▸ **RECORDS PROVIDED**:
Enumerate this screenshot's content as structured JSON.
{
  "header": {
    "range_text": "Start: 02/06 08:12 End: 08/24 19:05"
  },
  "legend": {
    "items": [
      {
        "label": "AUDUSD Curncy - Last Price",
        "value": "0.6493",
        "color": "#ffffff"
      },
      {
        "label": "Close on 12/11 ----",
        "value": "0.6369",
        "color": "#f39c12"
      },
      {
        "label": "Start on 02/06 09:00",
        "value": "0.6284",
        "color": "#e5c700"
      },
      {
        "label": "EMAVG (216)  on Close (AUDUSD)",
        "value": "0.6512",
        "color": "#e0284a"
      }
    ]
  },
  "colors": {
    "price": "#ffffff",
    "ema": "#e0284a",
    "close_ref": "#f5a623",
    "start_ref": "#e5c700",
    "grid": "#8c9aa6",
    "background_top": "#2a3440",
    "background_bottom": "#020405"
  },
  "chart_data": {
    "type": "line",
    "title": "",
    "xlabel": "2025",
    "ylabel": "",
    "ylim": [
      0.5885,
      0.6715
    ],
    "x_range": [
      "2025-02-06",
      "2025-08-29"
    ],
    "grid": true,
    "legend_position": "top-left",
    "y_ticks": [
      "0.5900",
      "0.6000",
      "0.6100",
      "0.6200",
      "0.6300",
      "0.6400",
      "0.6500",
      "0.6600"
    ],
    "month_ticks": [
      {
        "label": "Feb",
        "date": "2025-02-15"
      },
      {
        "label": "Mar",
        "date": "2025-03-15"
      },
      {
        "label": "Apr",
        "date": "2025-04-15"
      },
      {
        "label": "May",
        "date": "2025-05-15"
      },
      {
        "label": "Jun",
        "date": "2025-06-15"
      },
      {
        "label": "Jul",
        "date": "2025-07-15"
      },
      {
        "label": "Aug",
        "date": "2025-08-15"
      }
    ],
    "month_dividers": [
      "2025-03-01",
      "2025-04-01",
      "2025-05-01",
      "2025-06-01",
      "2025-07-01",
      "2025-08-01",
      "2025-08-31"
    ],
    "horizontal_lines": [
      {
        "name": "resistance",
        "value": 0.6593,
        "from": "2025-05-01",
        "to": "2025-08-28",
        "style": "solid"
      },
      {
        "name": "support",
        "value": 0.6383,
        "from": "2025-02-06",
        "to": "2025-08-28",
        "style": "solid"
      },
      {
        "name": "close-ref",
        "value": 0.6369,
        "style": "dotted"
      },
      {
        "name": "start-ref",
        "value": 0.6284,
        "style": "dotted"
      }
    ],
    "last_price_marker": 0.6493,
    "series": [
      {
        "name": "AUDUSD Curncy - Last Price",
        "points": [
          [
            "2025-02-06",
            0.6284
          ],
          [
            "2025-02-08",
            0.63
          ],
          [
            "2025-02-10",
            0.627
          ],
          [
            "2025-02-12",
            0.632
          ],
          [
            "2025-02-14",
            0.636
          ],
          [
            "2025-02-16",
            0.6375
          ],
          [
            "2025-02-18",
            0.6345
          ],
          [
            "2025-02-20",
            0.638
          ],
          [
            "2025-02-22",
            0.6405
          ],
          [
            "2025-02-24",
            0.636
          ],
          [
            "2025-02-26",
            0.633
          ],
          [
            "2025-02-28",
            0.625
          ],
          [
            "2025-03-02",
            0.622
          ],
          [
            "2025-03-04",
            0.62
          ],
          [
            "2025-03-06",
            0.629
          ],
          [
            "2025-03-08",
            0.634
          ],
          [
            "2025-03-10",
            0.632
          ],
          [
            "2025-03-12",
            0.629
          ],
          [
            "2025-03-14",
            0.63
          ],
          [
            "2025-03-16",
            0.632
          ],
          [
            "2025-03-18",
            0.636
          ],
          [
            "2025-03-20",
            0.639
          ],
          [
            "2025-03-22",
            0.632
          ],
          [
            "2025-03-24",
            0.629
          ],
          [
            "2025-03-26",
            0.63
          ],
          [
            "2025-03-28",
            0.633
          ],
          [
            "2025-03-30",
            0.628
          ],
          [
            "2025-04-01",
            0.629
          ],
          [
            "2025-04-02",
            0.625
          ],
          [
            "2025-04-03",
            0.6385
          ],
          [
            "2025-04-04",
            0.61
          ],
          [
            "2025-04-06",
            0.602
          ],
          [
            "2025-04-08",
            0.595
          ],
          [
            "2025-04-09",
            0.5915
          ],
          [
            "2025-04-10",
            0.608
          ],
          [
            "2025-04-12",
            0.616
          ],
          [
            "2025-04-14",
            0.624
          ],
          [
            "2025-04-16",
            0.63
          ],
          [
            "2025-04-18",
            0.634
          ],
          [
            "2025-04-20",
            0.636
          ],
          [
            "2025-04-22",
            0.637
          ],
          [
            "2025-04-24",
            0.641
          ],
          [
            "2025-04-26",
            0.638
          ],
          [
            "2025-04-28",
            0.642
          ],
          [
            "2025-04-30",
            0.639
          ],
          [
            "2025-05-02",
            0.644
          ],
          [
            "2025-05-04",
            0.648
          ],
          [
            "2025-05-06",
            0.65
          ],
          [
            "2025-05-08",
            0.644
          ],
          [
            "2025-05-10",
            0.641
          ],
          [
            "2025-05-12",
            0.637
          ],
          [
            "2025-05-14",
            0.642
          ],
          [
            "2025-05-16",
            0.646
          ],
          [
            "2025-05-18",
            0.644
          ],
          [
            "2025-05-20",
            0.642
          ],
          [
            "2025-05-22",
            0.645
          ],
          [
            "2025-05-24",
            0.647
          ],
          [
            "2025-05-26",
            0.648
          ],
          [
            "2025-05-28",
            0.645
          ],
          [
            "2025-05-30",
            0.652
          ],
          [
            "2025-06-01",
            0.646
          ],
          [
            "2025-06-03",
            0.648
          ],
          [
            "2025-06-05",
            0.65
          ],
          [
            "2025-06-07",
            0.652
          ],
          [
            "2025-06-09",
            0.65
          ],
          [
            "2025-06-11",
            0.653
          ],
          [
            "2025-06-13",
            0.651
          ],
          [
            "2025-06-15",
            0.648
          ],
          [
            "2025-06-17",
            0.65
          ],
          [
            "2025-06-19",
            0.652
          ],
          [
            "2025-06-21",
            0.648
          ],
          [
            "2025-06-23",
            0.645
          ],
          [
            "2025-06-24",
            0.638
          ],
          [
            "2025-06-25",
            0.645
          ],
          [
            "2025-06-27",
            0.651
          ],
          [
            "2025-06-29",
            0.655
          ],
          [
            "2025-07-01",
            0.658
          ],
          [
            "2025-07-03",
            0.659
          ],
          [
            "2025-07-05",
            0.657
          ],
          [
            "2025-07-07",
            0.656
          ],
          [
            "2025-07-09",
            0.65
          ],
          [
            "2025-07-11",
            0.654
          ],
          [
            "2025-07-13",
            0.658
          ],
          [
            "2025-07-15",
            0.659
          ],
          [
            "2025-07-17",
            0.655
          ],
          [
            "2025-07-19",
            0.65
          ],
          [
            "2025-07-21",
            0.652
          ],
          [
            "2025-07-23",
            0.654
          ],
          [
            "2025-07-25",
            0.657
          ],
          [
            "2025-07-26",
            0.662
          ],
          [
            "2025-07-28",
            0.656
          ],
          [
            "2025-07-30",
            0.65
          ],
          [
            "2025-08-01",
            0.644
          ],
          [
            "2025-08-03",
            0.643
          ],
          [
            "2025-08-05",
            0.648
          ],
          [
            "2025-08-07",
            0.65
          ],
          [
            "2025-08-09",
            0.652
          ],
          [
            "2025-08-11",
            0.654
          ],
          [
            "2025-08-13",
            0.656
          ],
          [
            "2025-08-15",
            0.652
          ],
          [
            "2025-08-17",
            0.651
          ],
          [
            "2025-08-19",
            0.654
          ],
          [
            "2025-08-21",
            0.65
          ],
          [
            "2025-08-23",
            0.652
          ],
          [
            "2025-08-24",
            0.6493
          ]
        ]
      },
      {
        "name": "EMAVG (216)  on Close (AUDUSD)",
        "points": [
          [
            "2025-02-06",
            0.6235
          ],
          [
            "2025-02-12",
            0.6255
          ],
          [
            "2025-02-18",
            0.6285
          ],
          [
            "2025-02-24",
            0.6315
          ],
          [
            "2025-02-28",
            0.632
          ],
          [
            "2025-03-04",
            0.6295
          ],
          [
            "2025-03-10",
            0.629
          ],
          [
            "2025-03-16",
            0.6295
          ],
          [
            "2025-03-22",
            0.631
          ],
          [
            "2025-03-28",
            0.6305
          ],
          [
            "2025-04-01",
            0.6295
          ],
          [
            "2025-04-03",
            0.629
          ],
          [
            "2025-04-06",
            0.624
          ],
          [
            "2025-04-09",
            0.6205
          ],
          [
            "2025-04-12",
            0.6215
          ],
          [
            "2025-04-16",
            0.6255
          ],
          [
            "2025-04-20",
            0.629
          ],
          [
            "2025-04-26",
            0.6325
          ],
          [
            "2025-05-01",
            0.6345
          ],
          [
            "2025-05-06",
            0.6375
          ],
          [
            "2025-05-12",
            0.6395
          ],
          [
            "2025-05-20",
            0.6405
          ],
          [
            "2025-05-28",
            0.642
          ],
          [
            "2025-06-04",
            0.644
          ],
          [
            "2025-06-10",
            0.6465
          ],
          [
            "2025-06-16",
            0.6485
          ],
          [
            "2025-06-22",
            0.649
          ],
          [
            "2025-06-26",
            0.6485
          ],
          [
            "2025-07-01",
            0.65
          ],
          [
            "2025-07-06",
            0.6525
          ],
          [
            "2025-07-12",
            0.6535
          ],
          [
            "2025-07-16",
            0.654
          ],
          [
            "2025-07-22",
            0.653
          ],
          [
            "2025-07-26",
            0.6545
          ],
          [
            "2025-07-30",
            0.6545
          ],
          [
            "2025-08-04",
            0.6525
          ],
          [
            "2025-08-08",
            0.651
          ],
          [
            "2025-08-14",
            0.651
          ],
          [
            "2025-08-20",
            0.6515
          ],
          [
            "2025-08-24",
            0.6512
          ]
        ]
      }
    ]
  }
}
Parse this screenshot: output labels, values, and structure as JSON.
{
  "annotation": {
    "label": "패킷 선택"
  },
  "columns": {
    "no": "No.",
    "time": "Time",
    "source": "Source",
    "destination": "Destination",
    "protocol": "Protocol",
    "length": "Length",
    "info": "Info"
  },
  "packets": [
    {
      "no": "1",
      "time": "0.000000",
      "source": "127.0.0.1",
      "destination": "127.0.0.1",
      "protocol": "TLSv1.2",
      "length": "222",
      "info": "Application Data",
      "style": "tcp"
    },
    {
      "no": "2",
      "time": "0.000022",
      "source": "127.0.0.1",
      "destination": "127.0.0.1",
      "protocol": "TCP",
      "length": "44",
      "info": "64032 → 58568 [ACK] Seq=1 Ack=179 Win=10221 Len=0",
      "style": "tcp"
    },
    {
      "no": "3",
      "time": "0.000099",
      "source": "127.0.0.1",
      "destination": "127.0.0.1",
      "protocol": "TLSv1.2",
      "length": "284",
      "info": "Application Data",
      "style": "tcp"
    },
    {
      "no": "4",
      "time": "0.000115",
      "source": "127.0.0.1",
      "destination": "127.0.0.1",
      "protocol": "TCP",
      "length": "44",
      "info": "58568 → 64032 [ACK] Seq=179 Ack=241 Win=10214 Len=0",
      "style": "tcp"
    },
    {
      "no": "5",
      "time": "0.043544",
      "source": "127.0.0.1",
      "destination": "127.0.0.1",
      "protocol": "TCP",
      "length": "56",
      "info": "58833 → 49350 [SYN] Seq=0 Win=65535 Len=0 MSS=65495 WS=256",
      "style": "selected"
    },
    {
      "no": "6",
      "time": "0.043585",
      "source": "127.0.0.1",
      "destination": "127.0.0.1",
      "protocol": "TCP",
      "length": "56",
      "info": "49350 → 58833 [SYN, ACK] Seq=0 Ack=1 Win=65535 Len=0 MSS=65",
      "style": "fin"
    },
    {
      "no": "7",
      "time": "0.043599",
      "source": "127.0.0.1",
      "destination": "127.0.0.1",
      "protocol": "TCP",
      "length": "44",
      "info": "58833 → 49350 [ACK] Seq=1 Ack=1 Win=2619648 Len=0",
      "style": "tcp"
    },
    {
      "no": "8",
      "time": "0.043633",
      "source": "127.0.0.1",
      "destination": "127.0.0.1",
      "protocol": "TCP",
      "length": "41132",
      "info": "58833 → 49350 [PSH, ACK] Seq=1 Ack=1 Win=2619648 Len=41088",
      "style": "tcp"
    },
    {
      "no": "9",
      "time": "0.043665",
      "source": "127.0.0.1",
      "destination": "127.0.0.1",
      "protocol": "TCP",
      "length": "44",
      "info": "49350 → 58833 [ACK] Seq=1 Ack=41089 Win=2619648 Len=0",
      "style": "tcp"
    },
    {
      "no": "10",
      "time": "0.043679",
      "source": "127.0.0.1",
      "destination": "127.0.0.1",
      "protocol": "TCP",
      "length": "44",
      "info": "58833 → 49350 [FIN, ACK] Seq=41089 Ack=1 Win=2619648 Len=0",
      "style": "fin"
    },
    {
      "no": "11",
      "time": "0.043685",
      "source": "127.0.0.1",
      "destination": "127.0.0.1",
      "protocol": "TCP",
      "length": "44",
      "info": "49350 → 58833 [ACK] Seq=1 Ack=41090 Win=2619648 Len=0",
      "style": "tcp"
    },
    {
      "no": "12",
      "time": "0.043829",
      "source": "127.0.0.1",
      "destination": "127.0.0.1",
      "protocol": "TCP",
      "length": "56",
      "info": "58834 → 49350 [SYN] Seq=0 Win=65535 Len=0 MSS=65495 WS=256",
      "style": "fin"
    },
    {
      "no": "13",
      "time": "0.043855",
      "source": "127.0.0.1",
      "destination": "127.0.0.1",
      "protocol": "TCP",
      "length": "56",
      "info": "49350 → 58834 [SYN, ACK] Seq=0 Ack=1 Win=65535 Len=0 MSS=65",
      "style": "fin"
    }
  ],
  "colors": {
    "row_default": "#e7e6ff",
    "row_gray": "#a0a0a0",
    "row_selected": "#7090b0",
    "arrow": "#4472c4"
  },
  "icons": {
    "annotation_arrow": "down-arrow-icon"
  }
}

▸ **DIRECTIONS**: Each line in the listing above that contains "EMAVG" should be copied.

▸ **TASK ANSWER**:
        "label": "EMAVG (216)  on Close (AUDUSD)",
        "name": "EMAVG (216)  on Close (AUDUSD)",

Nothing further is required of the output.